» **Work request**
Scan the records for "QueueAssignment" and copy each line that contains it.

● ● ● ● ● ● ●

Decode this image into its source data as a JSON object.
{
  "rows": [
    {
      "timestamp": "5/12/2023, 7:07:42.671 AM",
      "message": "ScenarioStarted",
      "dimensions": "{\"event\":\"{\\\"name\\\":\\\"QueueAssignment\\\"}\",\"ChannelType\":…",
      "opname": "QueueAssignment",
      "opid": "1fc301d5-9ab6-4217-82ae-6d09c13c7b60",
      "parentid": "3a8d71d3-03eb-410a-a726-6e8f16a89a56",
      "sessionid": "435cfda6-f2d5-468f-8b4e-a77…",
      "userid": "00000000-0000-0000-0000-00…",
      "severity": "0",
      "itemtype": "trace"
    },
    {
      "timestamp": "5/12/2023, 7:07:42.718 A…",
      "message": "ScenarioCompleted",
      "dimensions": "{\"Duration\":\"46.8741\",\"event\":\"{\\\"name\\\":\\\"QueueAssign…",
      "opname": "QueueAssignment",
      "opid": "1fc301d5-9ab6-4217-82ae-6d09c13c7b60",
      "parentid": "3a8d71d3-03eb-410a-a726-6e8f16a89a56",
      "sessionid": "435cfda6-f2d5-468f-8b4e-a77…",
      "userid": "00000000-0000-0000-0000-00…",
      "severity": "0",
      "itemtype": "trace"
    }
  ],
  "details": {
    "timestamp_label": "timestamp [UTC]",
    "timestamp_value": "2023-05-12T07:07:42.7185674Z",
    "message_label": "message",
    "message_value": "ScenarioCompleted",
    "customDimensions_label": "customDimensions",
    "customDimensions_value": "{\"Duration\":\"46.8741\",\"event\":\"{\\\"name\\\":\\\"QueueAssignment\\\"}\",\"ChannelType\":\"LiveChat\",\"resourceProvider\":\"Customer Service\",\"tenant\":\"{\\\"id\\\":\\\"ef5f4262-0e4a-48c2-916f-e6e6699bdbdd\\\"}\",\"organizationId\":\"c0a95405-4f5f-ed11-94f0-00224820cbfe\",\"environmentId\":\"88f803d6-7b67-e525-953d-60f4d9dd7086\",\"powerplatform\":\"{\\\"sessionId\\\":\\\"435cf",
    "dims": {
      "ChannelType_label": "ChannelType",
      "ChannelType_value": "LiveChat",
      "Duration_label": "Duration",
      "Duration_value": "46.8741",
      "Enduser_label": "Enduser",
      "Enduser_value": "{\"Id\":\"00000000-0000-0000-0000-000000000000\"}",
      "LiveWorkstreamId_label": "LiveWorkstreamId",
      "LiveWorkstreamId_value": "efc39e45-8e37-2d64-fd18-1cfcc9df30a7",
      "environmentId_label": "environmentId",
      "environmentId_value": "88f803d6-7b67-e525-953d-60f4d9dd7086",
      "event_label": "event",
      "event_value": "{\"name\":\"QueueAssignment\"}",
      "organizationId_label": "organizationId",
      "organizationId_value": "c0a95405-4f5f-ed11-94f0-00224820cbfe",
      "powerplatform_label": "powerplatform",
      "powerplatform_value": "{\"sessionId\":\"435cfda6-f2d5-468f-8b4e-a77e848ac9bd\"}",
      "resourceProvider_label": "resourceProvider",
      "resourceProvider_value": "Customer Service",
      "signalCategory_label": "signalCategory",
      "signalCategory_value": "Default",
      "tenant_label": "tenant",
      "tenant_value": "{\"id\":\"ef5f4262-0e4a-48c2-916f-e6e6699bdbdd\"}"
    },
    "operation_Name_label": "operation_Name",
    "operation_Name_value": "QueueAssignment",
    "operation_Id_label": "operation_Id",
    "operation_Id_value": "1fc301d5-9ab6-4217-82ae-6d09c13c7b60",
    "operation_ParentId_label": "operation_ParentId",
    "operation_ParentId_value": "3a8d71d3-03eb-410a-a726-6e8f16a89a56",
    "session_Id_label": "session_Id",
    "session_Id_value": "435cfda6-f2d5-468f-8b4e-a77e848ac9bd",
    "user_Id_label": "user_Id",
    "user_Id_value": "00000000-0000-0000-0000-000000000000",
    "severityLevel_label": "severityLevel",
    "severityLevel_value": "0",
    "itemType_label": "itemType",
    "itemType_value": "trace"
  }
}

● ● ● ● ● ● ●

» **Answer area**
      "dimensions": "{\"event\":\"{\\\"name\\\":\\\"QueueAssignment\\\"}\",\"ChannelType\":…",
      "opname": "QueueAssignment",
      "opname": "QueueAssignment",
    "customDimensions_value": "{\"Duration\":\"46.8741\",\"event\":\"{\\\"name\\\":\\\"QueueAssignment\\\"}\",\"ChannelType\":\"LiveChat\",\"resourceProvider\":\"Customer Service\",\"tenant\":\"{\\\"id\\\":\\\"ef5f4262-0e4a-48c2-916f-e6e6699bdbdd\\\"}\",\"organizationId\":\"c0a95405-4f5f-ed11-94f0-00224820cbfe\",\"environmentId\":\"88f803d6-7b67-e525-953d-60f4d9dd7086\",\"powerplatform\":\"{\\\"sessionId\\\":\\\"435cf",
      "event_value": "{\"name\":\"QueueAssignment\"}",
    "operation_Name_value": "QueueAssignment",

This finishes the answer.